The United States Government has recognized neither the so-called Munich Agreement nor the occupation of Czechoslovakia by Germany. From the point of view of the United States Government, the Czechoslovak Republic exists de jure. The uninterrupted recognition of Colonel Vladimír S. Hurban as Czechoslovak Minister to the United States is considered a practical interpretation of this attitude.

Before the organization of the Provisional Government of Czechoslovakia in London and its subsequent recognition by the Allies, the attitude of the United States Government was perfectly understood and fully appreciated by the broad Czechoslovak masses and their leaders. However, since the establishment of the Provisional Government under the presidency of Dr. Eduard Beneš whose resignation, tendered under extreme duress, must not be considered valid, the negative attitude of the United States Government toward the Czechoslovak Government has had most unfavorable repercussions in the struggle against German domination. This is true from the international as well as the national point of view.

The fact that Mr. Anthony Drexel Biddle was appointed as United States envoy to all the refugee Governments in England with the exception of the Czechoslovak, carries not only negative implications for the Czechoslovak Government but has the positive effect of weakening the international prestige of the Czechoslovak Provisional Government. The de jure recognition of the Czechoslovak Republic, significant as it is, is not sufficient in view of the fact that a Czechoslovak Government, recognized by the Allies, exists. The Germans immediately seized upon and stressed this point, and reports from Czechoslovakia indicate that the German authorities are making political capital of the fact that the United States Government has not recognized the Czechoslovak Provisional Government. Reports from London, on the other hand, indicate that the relations of the Czechoslovak Government with other States and their representatives, are being impaired because of the weight attached to the question of recognition by the United States.

The discriminatory attitude of the United States Government which singles out the Czechoslovak refugee Government from all other refugee Governments, has a still more unfavorable effect upon the Czechoslovak people, upon those who suffer heroically under Nazi domination as well as upon those who fight heroically with the Allies.
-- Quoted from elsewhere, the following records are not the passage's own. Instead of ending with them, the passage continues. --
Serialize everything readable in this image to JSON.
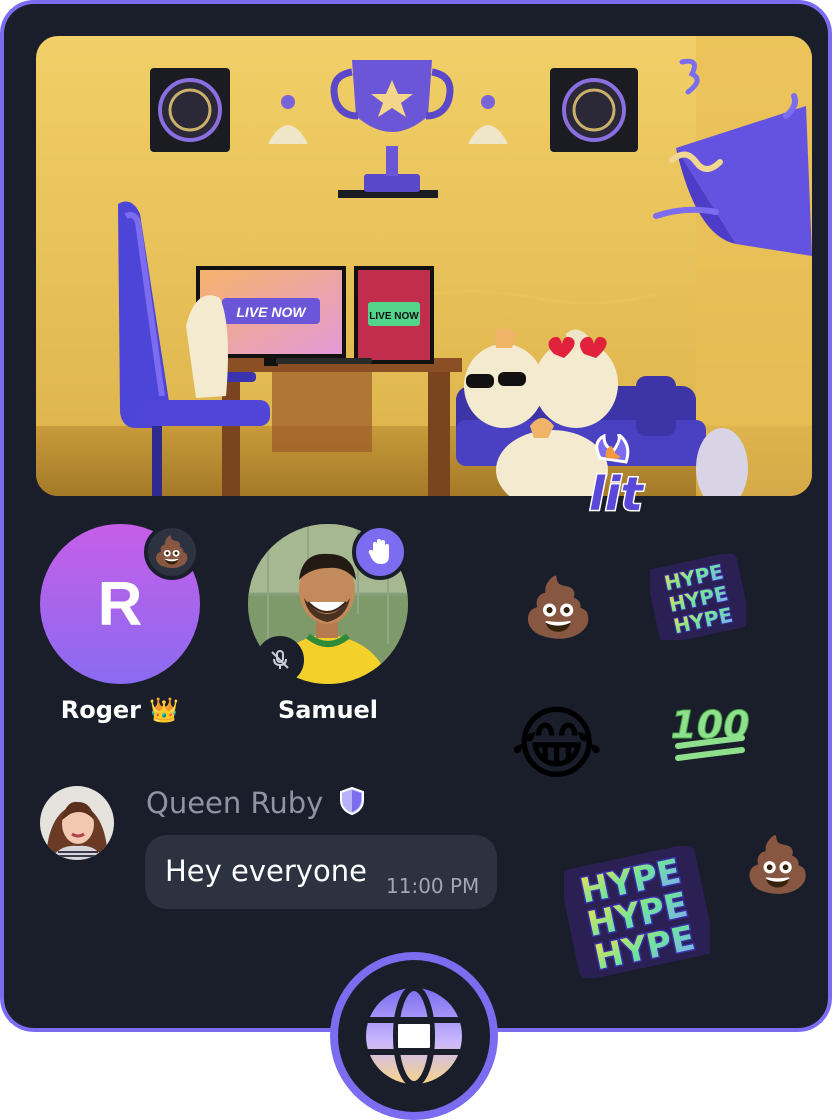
{
  "stream": {
    "monitor_left_text": "LIVE NOW",
    "monitor_right_text": "LIVE NOW"
  },
  "participants": [
    {
      "name": "Roger 👑",
      "initial": "R",
      "badge": "poop-emoji",
      "muted": false
    },
    {
      "name": "Samuel",
      "badge": "raised-hand-icon",
      "muted": true
    }
  ],
  "chat": {
    "author": "Queen Ruby",
    "author_badge": "shield-icon",
    "message": "Hey everyone",
    "time": "11:00 PM"
  },
  "stickers": [
    "lit",
    "HYPE HYPE HYPE",
    "poop-emoji",
    "laughing-emoji",
    "100",
    "HYPE HYPE HYPE",
    "poop-emoji"
  ],
  "colors": {
    "accent": "#7b6cf0",
    "background": "#1a1e2b",
    "bubble": "#2d3240",
    "muted_text": "#8f93a3"
  }
}
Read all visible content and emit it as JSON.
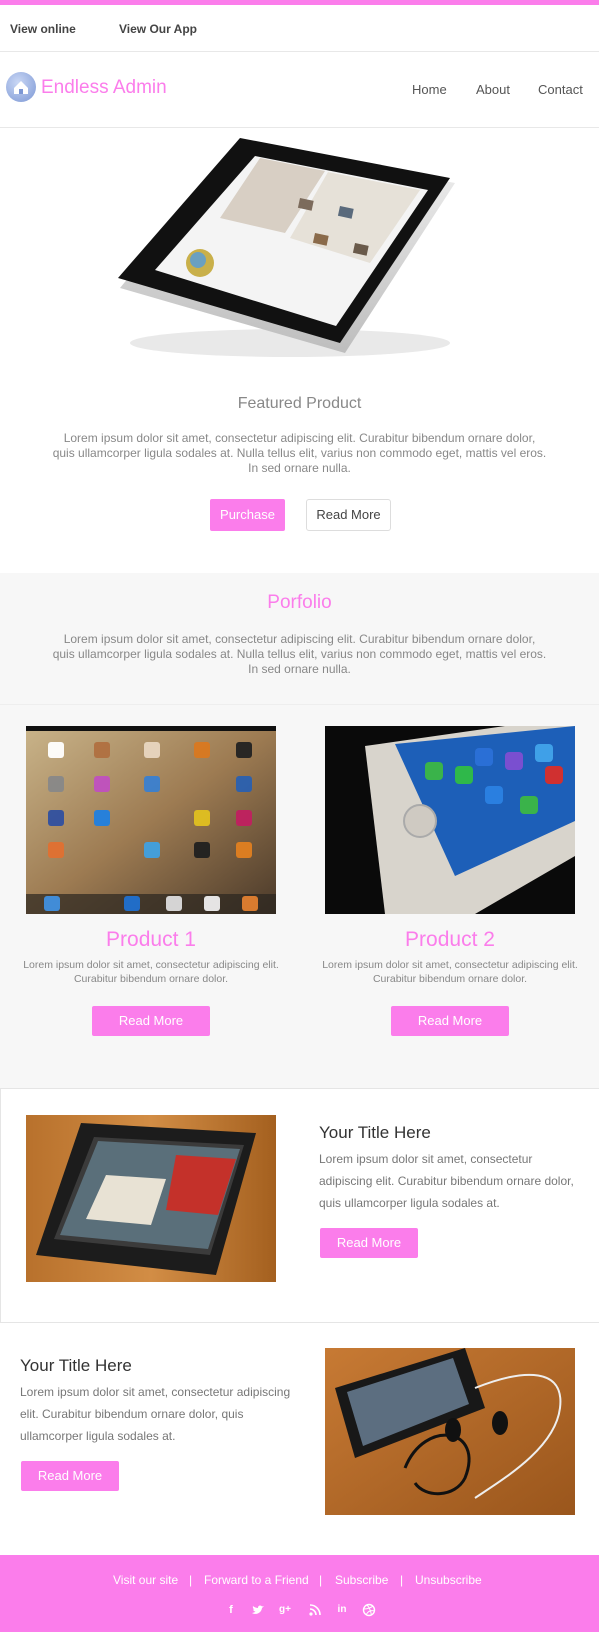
{
  "topbar": {
    "view_online": "View online",
    "view_app": "View Our App"
  },
  "header": {
    "brand": "Endless Admin",
    "nav": [
      "Home",
      "About",
      "Contact"
    ]
  },
  "featured": {
    "title": "Featured Product",
    "text": "Lorem ipsum dolor sit amet, consectetur adipiscing elit. Curabitur bibendum ornare dolor, quis ullamcorper ligula sodales at. Nulla tellus elit, varius non commodo eget, mattis vel eros. In sed ornare nulla.",
    "purchase": "Purchase",
    "read_more": "Read More"
  },
  "portfolio": {
    "title": "Porfolio",
    "text": "Lorem ipsum dolor sit amet, consectetur adipiscing elit. Curabitur bibendum ornare dolor, quis ullamcorper ligula sodales at. Nulla tellus elit, varius non commodo eget, mattis vel eros. In sed ornare nulla."
  },
  "products": [
    {
      "title": "Product 1",
      "text": "Lorem ipsum dolor sit amet, consectetur adipiscing elit. Curabitur bibendum ornare dolor.",
      "button": "Read More"
    },
    {
      "title": "Product 2",
      "text": "Lorem ipsum dolor sit amet, consectetur adipiscing elit. Curabitur bibendum ornare dolor.",
      "button": "Read More"
    }
  ],
  "sections": [
    {
      "title": "Your Title Here",
      "text": "Lorem ipsum dolor sit amet, consectetur adipiscing elit. Curabitur bibendum ornare dolor, quis ullamcorper ligula sodales at.",
      "button": "Read More"
    },
    {
      "title": "Your Title Here",
      "text": "Lorem ipsum dolor sit amet, consectetur adipiscing elit. Curabitur bibendum ornare dolor, quis ullamcorper ligula sodales at.",
      "button": "Read More"
    }
  ],
  "footer": {
    "links": [
      "Visit our site",
      "Forward to a Friend",
      "Subscribe",
      "Unsubscribe"
    ],
    "separator": "|",
    "social_icons": [
      "facebook-icon",
      "twitter-icon",
      "google-plus-icon",
      "rss-icon",
      "linkedin-icon",
      "dribbble-icon"
    ]
  },
  "colors": {
    "accent": "#fb7deb",
    "band": "#f7f7f7"
  }
}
The broad masses, especially in Czechoslovakia where all means of public enlightenment are in the hands of the Nazis, interpret the policy of the United States as a retraction from the very definite position [Page 24]taken after the Hitler coup in March 1939. To a lesser degree but still very important, is the influence upon our fighting forces. Although recognized as one of the best from the military point of view, they cannot feel they enjoy equal prestige with their comrades, Polish, Dutch, Norwegian, etc., in the eyes of the United States.

Since the policy of the United States toward the Allies who are fighting the totalitarian States is definitely fixed, the recognition of the Provisional Government would lend tremendous moral support to the Czechoslovaks and would be a strong factor in encouraging all other nations who are or are likely to become the victims of German world domination. It would be of most disturbing significance to Hitler in his drive to dominate the Balkans and the near East.

  1. The memorandum of the Czech organization is not printed.